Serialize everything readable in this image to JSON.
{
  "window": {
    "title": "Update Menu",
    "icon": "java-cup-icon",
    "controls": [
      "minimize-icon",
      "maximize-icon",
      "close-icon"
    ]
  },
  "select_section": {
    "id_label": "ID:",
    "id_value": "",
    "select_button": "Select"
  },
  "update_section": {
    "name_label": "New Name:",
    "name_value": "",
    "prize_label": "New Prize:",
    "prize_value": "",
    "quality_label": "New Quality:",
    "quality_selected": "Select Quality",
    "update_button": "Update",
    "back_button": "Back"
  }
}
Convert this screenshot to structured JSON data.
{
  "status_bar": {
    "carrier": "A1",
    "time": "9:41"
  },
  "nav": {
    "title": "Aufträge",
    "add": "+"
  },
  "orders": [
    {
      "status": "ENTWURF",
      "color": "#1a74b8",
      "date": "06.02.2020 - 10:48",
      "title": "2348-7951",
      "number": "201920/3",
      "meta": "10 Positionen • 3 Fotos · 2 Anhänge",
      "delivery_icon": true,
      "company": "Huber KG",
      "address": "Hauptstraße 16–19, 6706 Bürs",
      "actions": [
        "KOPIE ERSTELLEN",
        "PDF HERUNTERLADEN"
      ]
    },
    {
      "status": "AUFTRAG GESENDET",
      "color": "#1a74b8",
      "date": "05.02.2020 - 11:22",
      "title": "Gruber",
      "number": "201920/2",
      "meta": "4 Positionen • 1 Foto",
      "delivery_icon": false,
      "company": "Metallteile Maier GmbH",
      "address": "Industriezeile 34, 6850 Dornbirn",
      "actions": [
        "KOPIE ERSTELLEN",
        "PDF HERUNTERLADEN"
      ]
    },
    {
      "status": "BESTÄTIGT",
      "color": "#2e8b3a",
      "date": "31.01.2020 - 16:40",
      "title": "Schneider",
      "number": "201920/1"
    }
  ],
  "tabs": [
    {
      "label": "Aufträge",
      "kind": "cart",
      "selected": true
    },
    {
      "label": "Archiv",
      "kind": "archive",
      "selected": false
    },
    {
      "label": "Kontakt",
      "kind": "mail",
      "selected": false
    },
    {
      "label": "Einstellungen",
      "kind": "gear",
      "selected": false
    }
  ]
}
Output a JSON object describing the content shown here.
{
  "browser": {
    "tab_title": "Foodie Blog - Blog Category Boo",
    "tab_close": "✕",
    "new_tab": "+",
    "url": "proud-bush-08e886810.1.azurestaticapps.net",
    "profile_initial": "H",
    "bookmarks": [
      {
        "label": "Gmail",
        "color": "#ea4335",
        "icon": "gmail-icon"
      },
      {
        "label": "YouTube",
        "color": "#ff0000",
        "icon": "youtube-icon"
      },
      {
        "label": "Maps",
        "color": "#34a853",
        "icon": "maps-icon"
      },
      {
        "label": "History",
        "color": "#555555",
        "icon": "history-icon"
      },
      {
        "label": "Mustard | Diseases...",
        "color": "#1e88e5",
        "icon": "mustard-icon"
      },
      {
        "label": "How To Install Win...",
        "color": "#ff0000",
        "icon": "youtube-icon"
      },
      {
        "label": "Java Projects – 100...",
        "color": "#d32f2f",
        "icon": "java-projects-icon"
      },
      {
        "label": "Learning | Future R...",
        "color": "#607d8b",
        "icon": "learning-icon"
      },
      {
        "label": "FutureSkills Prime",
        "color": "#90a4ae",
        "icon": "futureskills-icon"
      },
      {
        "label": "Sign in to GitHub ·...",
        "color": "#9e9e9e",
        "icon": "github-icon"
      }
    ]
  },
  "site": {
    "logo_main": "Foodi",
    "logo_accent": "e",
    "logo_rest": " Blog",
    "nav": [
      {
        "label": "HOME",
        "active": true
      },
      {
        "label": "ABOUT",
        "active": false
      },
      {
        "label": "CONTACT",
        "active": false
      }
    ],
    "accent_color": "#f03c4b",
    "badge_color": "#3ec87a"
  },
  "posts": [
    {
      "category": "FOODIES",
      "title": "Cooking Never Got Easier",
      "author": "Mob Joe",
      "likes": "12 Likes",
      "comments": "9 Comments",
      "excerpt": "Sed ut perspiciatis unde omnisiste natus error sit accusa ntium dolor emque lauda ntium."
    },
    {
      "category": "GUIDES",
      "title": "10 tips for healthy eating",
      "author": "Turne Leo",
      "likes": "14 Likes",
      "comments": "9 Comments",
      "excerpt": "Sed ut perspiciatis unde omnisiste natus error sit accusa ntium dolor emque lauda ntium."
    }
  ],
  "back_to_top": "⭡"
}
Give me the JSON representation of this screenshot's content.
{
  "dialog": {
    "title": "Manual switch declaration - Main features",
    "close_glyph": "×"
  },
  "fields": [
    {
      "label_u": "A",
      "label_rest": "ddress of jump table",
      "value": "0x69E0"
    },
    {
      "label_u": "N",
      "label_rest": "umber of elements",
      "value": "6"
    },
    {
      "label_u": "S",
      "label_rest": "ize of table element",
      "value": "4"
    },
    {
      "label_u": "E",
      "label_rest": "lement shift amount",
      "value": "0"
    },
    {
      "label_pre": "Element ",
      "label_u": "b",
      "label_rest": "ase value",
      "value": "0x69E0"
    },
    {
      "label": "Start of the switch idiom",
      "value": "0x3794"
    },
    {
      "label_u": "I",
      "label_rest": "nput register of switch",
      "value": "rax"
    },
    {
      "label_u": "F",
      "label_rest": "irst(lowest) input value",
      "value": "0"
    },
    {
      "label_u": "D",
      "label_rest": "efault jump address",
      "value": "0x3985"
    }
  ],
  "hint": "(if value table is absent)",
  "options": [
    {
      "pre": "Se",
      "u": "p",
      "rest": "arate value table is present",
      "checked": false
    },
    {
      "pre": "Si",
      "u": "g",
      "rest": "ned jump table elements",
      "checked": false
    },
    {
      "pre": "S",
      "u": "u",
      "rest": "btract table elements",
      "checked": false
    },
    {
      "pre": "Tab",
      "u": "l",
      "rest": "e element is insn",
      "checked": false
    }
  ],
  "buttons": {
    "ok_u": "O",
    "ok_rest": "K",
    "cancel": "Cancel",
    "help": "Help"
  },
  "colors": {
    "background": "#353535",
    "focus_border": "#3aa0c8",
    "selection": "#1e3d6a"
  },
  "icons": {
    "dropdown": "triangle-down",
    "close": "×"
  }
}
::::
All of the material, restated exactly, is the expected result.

Serialize everything readable in this image to JSON.
{
  "window": {
    "title": "Update Menu",
    "icon": "java-cup-icon",
    "controls": [
      "minimize-icon",
      "maximize-icon",
      "close-icon"
    ]
  },
  "select_section": {
    "id_label": "ID:",
    "id_value": "",
    "select_button": "Select"
  },
  "update_section": {
    "name_label": "New Name:",
    "name_value": "",
    "prize_label": "New Prize:",
    "prize_value": "",
    "quality_label": "New Quality:",
    "quality_selected": "Select Quality",
    "update_button": "Update",
    "back_button": "Back"
  }
}
Convert this screenshot to structured JSON data.
{
  "status_bar": {
    "carrier": "A1",
    "time": "9:41"
  },
  "nav": {
    "title": "Aufträge",
    "add": "+"
  },
  "orders": [
    {
      "status": "ENTWURF",
      "color": "#1a74b8",
      "date": "06.02.2020 - 10:48",
      "title": "2348-7951",
      "number": "201920/3",
      "meta": "10 Positionen • 3 Fotos · 2 Anhänge",
      "delivery_icon": true,
      "company": "Huber KG",
      "address": "Hauptstraße 16–19, 6706 Bürs",
      "actions": [
        "KOPIE ERSTELLEN",
        "PDF HERUNTERLADEN"
      ]
    },
    {
      "status": "AUFTRAG GESENDET",
      "color": "#1a74b8",
      "date": "05.02.2020 - 11:22",
      "title": "Gruber",
      "number": "201920/2",
      "meta": "4 Positionen • 1 Foto",
      "delivery_icon": false,
      "company": "Metallteile Maier GmbH",
      "address": "Industriezeile 34, 6850 Dornbirn",
      "actions": [
        "KOPIE ERSTELLEN",
        "PDF HERUNTERLADEN"
      ]
    },
    {
      "status": "BESTÄTIGT",
      "color": "#2e8b3a",
      "date": "31.01.2020 - 16:40",
      "title": "Schneider",
      "number": "201920/1"
    }
  ],
  "tabs": [
    {
      "label": "Aufträge",
      "kind": "cart",
      "selected": true
    },
    {
      "label": "Archiv",
      "kind": "archive",
      "selected": false
    },
    {
      "label": "Kontakt",
      "kind": "mail",
      "selected": false
    },
    {
      "label": "Einstellungen",
      "kind": "gear",
      "selected": false
    }
  ]
}
Output a JSON object describing the content shown here.
{
  "browser": {
    "tab_title": "Foodie Blog - Blog Category Boo",
    "tab_close": "✕",
    "new_tab": "+",
    "url": "proud-bush-08e886810.1.azurestaticapps.net",
    "profile_initial": "H",
    "bookmarks": [
      {
        "label": "Gmail",
        "color": "#ea4335",
        "icon": "gmail-icon"
      },
      {
        "label": "YouTube",
        "color": "#ff0000",
        "icon": "youtube-icon"
      },
      {
        "label": "Maps",
        "color": "#34a853",
        "icon": "maps-icon"
      },
      {
        "label": "History",
        "color": "#555555",
        "icon": "history-icon"
      },
      {
        "label": "Mustard | Diseases...",
        "color": "#1e88e5",
        "icon": "mustard-icon"
      },
      {
        "label": "How To Install Win...",
        "color": "#ff0000",
        "icon": "youtube-icon"
      },
      {
        "label": "Java Projects – 100...",
        "color": "#d32f2f",
        "icon": "java-projects-icon"
      },
      {
        "label": "Learning | Future R...",
        "color": "#607d8b",
        "icon": "learning-icon"
      },
      {
        "label": "FutureSkills Prime",
        "color": "#90a4ae",
        "icon": "futureskills-icon"
      },
      {
        "label": "Sign in to GitHub ·...",
        "color": "#9e9e9e",
        "icon": "github-icon"
      }
    ]
  },
  "site": {
    "logo_main": "Foodi",
    "logo_accent": "e",
    "logo_rest": " Blog",
    "nav": [
      {
        "label": "HOME",
        "active": true
      },
      {
        "label": "ABOUT",
        "active": false
      },
      {
        "label": "CONTACT",
        "active": false
      }
    ],
    "accent_color": "#f03c4b",
    "badge_color": "#3ec87a"
  },
  "posts": [
    {
      "category": "FOODIES",
      "title": "Cooking Never Got Easier",
      "author": "Mob Joe",
      "likes": "12 Likes",
      "comments": "9 Comments",
      "excerpt": "Sed ut perspiciatis unde omnisiste natus error sit accusa ntium dolor emque lauda ntium."
    },
    {
      "category": "GUIDES",
      "title": "10 tips for healthy eating",
      "author": "Turne Leo",
      "likes": "14 Likes",
      "comments": "9 Comments",
      "excerpt": "Sed ut perspiciatis unde omnisiste natus error sit accusa ntium dolor emque lauda ntium."
    }
  ],
  "back_to_top": "⭡"
}
Give me the JSON representation of this screenshot's content.
{
  "dialog": {
    "title": "Manual switch declaration - Main features",
    "close_glyph": "×"
  },
  "fields": [
    {
      "label_u": "A",
      "label_rest": "ddress of jump table",
      "value": "0x69E0"
    },
    {
      "label_u": "N",
      "label_rest": "umber of elements",
      "value": "6"
    },
    {
      "label_u": "S",
      "label_rest": "ize of table element",
      "value": "4"
    },
    {
      "label_u": "E",
      "label_rest": "lement shift amount",
      "value": "0"
    },
    {
      "label_pre": "Element ",
      "label_u": "b",
      "label_rest": "ase value",
      "value": "0x69E0"
    },
    {
      "label": "Start of the switch idiom",
      "value": "0x3794"
    },
    {
      "label_u": "I",
      "label_rest": "nput register of switch",
      "value": "rax"
    },
    {
      "label_u": "F",
      "label_rest": "irst(lowest) input value",
      "value": "0"
    },
    {
      "label_u": "D",
      "label_rest": "efault jump address",
      "value": "0x3985"
    }
  ],
  "hint": "(if value table is absent)",
  "options": [
    {
      "pre": "Se",
      "u": "p",
      "rest": "arate value table is present",
      "checked": false
    },
    {
      "pre": "Si",
      "u": "g",
      "rest": "ned jump table elements",
      "checked": false
    },
    {
      "pre": "S",
      "u": "u",
      "rest": "btract table elements",
      "checked": false
    },
    {
      "pre": "Tab",
      "u": "l",
      "rest": "e element is insn",
      "checked": false
    }
  ],
  "buttons": {
    "ok_u": "O",
    "ok_rest": "K",
    "cancel": "Cancel",
    "help": "Help"
  },
  "colors": {
    "background": "#353535",
    "focus_border": "#3aa0c8",
    "selection": "#1e3d6a"
  },
  "icons": {
    "dropdown": "triangle-down",
    "close": "×"
  }
}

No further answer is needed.